1942 – WWIIBattle of Java, allied troops among them Dutch colonial troops had to retreat from Buitenzorg after a Japanese attack.

1943 – Norman Rockwell published Freedom from Want in The Saturday Evening Post with a matching essay by Carlos Bulosan as part of the Four Freedoms series.

1944 – Kiri Te Kanawa, New Zealand soprano and actress, was born.

Kiri Te Kanawa 2013 (cropped).jpg

1944 – Mary Wilson, American singer (The Supremes), was born.

1945 – World War IICologne was captured by American troops.

1945 – World War II: Operation Spring Awakening, the last major German offensive of the war, began.

1946 – Ho Chi Minh signed an agreement with France which recognised Vietnam as an autonomous state in the Indochinese Federation and the French Union.

1946 – David Gilmour, English singer-songwriter and guitarist (Pink Floyd) was born.

1947 – Kiki Dee, English singer-songwriter, was born.

1947 – Dick Fosbury, American high jumper, was born.

1947 The New Zealand Symphony Orchestra made its debut performance– opening the concert in Wellington’s Town Hall with God Save The Kingthe performing selections from Dvorak, Brahms, Butterworth, Enesco, Wagner and Richard Strauss.

Debut performance of NZ Symphony Orchestra

1951 – Cold War: The trial of Ethel and Julius Rosenberg began.

1953 – Georgy Malenkov succeeded Joseph Stalin as Premier of the Soviet Union and First Secretary of the Communist Party of the Soviet Union.

1957 – Ghana became the first Sub-Saharan country to gain independence from the British.

1964 – Nation of Islam leader Elijah Muhammad officially gave boxing champion Cassius Clay the name Muhammad Ali.

1964 – Constantine II became King of Greece.

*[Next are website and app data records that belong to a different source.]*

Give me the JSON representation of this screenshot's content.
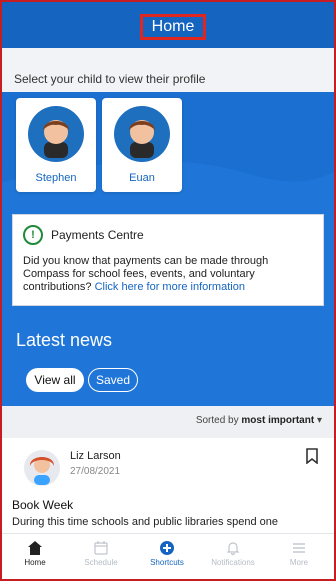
{
  "header": {
    "title": "Home"
  },
  "children_prompt": "Select your child to view their profile",
  "children": [
    {
      "name": "Stephen"
    },
    {
      "name": "Euan"
    }
  ],
  "payments": {
    "title": "Payments Centre",
    "body": "Did you know that payments can be made through Compass for school fees, events, and voluntary contributions?",
    "link": "Click here for more information"
  },
  "news": {
    "title": "Latest news",
    "filters": [
      "View all",
      "Saved"
    ],
    "sort_prefix": "Sorted by",
    "sort_value": "most important",
    "post": {
      "author": "Liz Larson",
      "date": "27/08/2021",
      "title": "Book Week",
      "snippet": "During this time schools and public libraries spend one"
    }
  },
  "bottom_nav": {
    "items": [
      {
        "label": "Home",
        "icon": "home-icon"
      },
      {
        "label": "Schedule",
        "icon": "calendar-icon"
      },
      {
        "label": "Shortcuts",
        "icon": "plus-circle-icon"
      },
      {
        "label": "Notifications",
        "icon": "bell-icon"
      },
      {
        "label": "More",
        "icon": "menu-icon"
      }
    ]
  },
  "colors": {
    "primary": "#1565c0",
    "title_highlight": "#e0261f",
    "payments_accent": "#1f8a3a"
  }
}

1965 – Premier Tom Playford of South Australia lost power after 27 years in office.

1967 – Cold War: Joseph Stalin’s daughter Svetlana Alliluyeva defected to the United States.

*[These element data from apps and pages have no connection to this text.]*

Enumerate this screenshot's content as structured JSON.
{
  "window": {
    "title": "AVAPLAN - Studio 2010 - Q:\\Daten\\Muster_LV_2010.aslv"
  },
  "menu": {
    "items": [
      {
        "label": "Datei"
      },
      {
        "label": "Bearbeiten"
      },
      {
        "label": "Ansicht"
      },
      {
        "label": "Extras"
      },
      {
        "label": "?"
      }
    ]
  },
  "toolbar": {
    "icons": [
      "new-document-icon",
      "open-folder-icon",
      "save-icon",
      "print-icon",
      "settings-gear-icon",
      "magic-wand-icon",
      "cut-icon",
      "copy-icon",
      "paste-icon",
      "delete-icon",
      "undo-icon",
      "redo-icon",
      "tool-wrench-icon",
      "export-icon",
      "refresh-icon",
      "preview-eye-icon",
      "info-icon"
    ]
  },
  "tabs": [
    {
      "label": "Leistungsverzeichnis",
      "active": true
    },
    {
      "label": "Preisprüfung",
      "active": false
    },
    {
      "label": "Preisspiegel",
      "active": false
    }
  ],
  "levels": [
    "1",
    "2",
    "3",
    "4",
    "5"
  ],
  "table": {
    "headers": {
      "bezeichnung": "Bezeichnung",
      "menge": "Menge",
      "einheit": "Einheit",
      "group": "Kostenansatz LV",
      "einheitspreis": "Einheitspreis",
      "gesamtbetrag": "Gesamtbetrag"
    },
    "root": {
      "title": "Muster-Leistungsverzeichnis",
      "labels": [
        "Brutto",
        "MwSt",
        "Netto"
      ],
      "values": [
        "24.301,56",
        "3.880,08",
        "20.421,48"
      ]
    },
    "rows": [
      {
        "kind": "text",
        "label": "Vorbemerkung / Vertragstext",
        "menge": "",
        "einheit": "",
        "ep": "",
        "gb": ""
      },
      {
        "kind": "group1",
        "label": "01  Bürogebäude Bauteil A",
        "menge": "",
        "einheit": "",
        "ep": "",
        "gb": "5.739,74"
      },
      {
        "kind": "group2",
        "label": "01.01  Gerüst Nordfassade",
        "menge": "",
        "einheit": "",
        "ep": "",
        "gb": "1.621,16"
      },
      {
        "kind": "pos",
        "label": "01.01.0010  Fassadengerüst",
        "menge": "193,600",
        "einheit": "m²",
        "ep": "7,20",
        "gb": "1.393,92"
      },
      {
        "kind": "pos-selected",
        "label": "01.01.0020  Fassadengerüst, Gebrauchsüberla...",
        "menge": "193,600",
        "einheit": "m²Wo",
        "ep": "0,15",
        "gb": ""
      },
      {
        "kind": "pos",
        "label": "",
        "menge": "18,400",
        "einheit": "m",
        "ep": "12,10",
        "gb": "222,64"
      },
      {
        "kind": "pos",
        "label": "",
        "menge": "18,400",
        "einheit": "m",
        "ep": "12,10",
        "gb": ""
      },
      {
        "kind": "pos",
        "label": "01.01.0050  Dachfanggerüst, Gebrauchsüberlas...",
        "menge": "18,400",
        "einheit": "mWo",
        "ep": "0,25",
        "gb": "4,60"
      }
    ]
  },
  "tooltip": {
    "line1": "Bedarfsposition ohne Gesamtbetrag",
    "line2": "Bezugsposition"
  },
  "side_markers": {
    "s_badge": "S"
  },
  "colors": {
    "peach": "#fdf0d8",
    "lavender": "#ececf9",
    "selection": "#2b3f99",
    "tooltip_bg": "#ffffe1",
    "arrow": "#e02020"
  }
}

1968 – Three rebels were executed by Rhodesia, the first executions since UDI, prompting international condemnation.

1970 – An explosion at the Weather Underground safe house in Greenwich Village killed three.

1975 – For the first time the Zapruder film of the assassination of John F. Kennedy was shown in motion to a national TV audience by Robert J. Groden and Dick Gregory.

1975 – Algiers Accord: Iran and Iraq announced a settlement of their border dispute.

1983 – The first United States Football League games were played.

1984 – A walkout at Cortonwood Colliery in Brampton Bierlow signalled the start of a strike that lasted almost a year and involved the majority [but never all] of the country’s miners.

1987 – The British ferry MS Herald of Free Enterprise capsized in about 90 seconds, killing 193.

1988 – Three Provisional Irish Republican Army volunteers were shot dead by the SAS in Gibraltar in Operation Flavius.

1992 – The Michelangelo computer virus began to affect computers.

2008 – A suicide bomber killed 68 people (including first responders) in Baghdad on the same day that a gunman killed eight students in Jerusalem.

Sourced from NZ History Online & Wikipedia

Leave a Reply

Fill in your details below or click an icon to log in:

WordPress.com Logo

You are commenting using your WordPress.com account. Log Out /  Change )

Google photo

You are commenting using your Google account. Log Out /  Change )

Twitter picture

You are commenting using your Twitter account. Log Out /  Change )

Facebook photo

You are commenting using your Facebook account. Log Out /  Change )

Connecting to %s

%d bloggers like this: